April 2nd, Egbert flew out to Palm
Springs to view the final clay model and the final drawings. With
only a few minor changes, he toasted the new car with a soft
drink, and said, "Let's go!"
The 1/8 scale clay was
shipped back to South Bend Indiana for Robert Doehler and the
Studebaker styling crew to work on. The two-seater design became a
four seater. The windsheild pillar was made more upright when
Egbert bumped his head while getting into the seating buck. The
"Coke bottle" shape was moderated. The assymetrical hood bump was
borrowed from some of Loewys early sketches for the Avanti. The
taillights were modified to make them easier to produce, and the
quad-headlights were changed to single headlights to reduce cost.
By April 27th, the full-sized clay was done.
Studebaker's budgets limited
the performance/suspension options. The frame for the Lark
convertible was chosen and beefed up to support the Avanti's
fiberglass body. For performance, the front coil springs from the

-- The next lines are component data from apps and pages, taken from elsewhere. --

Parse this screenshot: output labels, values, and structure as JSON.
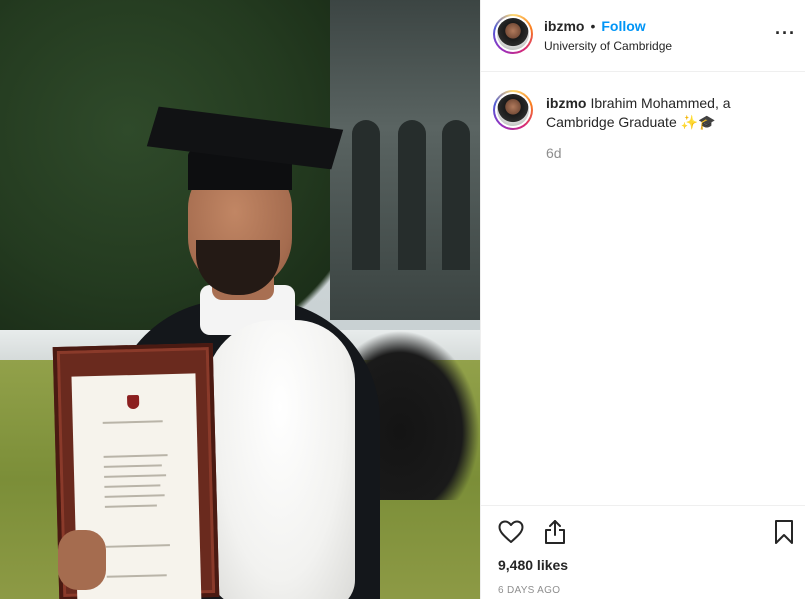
{
  "post": {
    "username": "ibzmo",
    "follow_label": "Follow",
    "separator": "•",
    "location": "University of Cambridge",
    "more_icon": "more-options-icon"
  },
  "caption": {
    "username": "ibzmo",
    "text": "Ibrahim Mohammed, a Cambridge Graduate ✨🎓",
    "time_ago": "6d"
  },
  "actions": {
    "like_icon": "heart-icon",
    "share_icon": "share-icon",
    "save_icon": "bookmark-icon"
  },
  "stats": {
    "likes": "9,480 likes",
    "date": "6 DAYS AGO"
  },
  "colors": {
    "follow_blue": "#0095f6",
    "muted_gray": "#8e8e8e",
    "text_dark": "#262626"
  }
}
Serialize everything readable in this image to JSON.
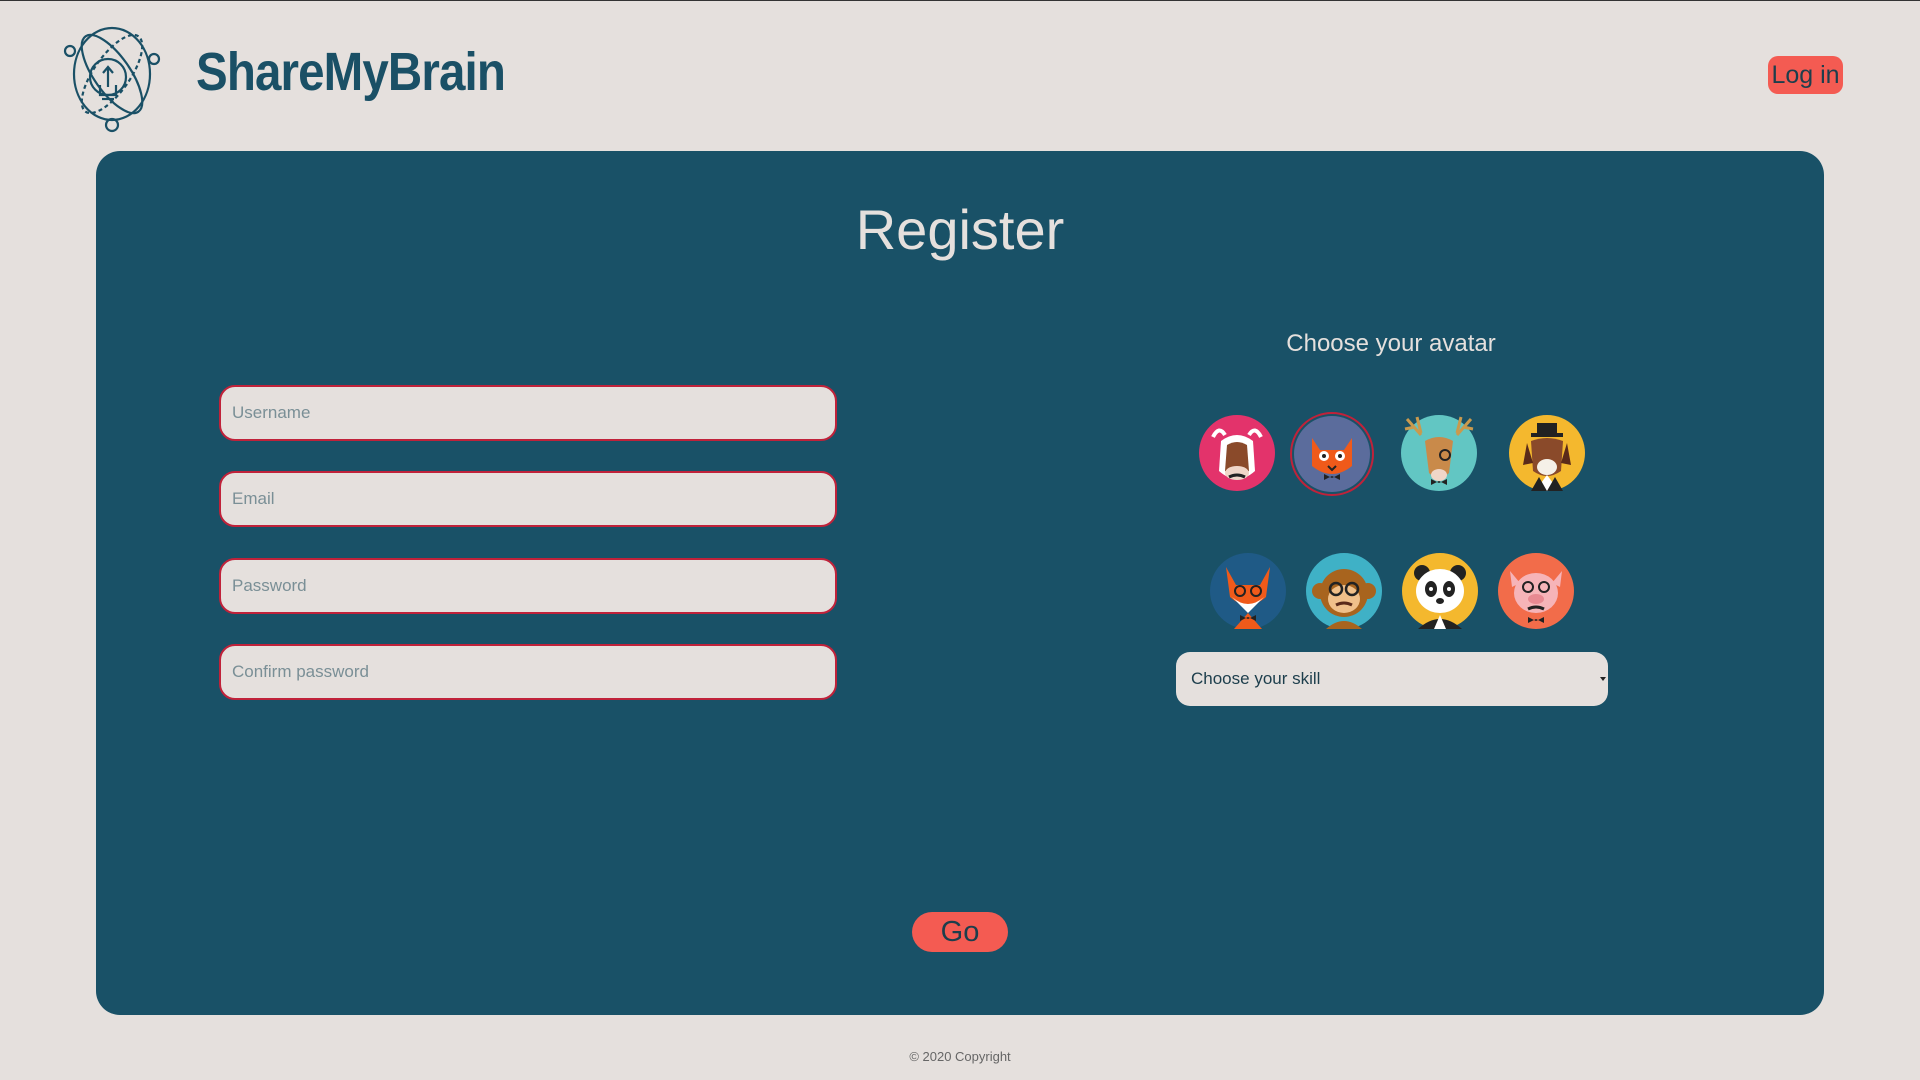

Lark heavy duty police package and rear leaf springs from the Lark
station wagon were chosen with heavy duty shock absorbers added as
well. The Avanti was the first American car to feature disc
brakes. It used Bendix units made under license from Dunlop, the
same brakes that Jaguar had been using for years.
The top of the line
Studebaker 289 made only 225 Horsepower. It was tuned up to
deliver 240 horsepower. Fortunately, Studebaker had just acquired
Paxton, and with it came an a belt-driven centrifugal supercharger
good for 300 horsepower and Paxton President Andy Granatelli, who
had a few ideas on how to promote the Avanti's performance image.
Many names were considered
for the Avanti including revivals of the name Packard and
Pierce-Arrow. No one knows who first came up with the name Avanti.
Some credit the D'Arcy Advertising Agency and some credit Sherwood
Egbert. Whoever thought of the name, it was Raymond Loewy who
designed the final Avanti script nameplate.
The prototype was ready in
just under a year and was unveiled on April 26th 1962.